As I have probably hinted at before, my daughter is quite the Disney Princess fan girl. So, when word came out their next major animated effort was the introduction of a post-modern take on Rapunzel (recently renamed Tangled), she was naturally curious about this classic tale.
So, off to my library I went to take a few books out about this long-haired princess in distress. Not surprisingly, there were many options. And, for both fun and review, we ended up taking out half a dozen. Instant favorites included the quirky, modern-day set Rapunzel: A Groovy Fairy Tale by Lynn and David Roberts and the subtly humorous illustrated execution by Dorothee Duntze. Even the more sophisticated and award winning take by Paul O. Zelinsky and the gothic graphic novel by Stephanie Peters and Jeffrey Stewart Timmins were a surprise hit with this toddler.
However, the book that Maia seemed to gravitate to the most was Rachel Isadora’s Rapunzel. Inspired by the author’s ten years of living in Africa, Isadora takes this traditional fairytale and transplants it to an African village. While the story itself remains mostly the same, Rapunzel is no longer the traditional, fair-skinned/blonde haired princess. In Isadora’s tale she is a stunning African maiden with long, beautifully-decorated dreadlocks. When her prince rides in to chant the traditional “Rapunzel, Rapunzel, let down your hair” line, he comes not by horse, but by zebra. The happy ending remains in tact and the witch is just as terrifying as seen in other interpretations.
The bright, colorful illustrations in this book are also non-traditional, comprised of collages of textured papers and oil paintings.
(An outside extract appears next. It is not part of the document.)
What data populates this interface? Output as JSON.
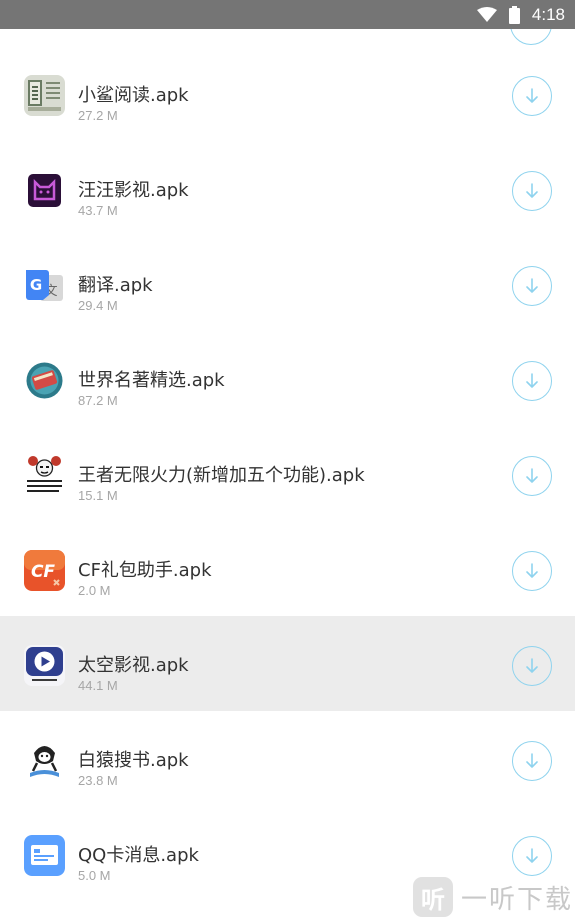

Rachel Isadora, who has won a Caldecott Honor for her previous children’s book Ben’s Trumpet, has also created African interpretations of fairy tales like The Princess and the Pea, The Twelve Dancing Princesses, The Fisherman and His Wife, and Hansel and Gretel.
So, before Disney’s traditional, blonde Rapunzel makes it mark on the public conscious as the “Official Rapunzel”, share Rachel Isadora’s striking and unique version with your little ones.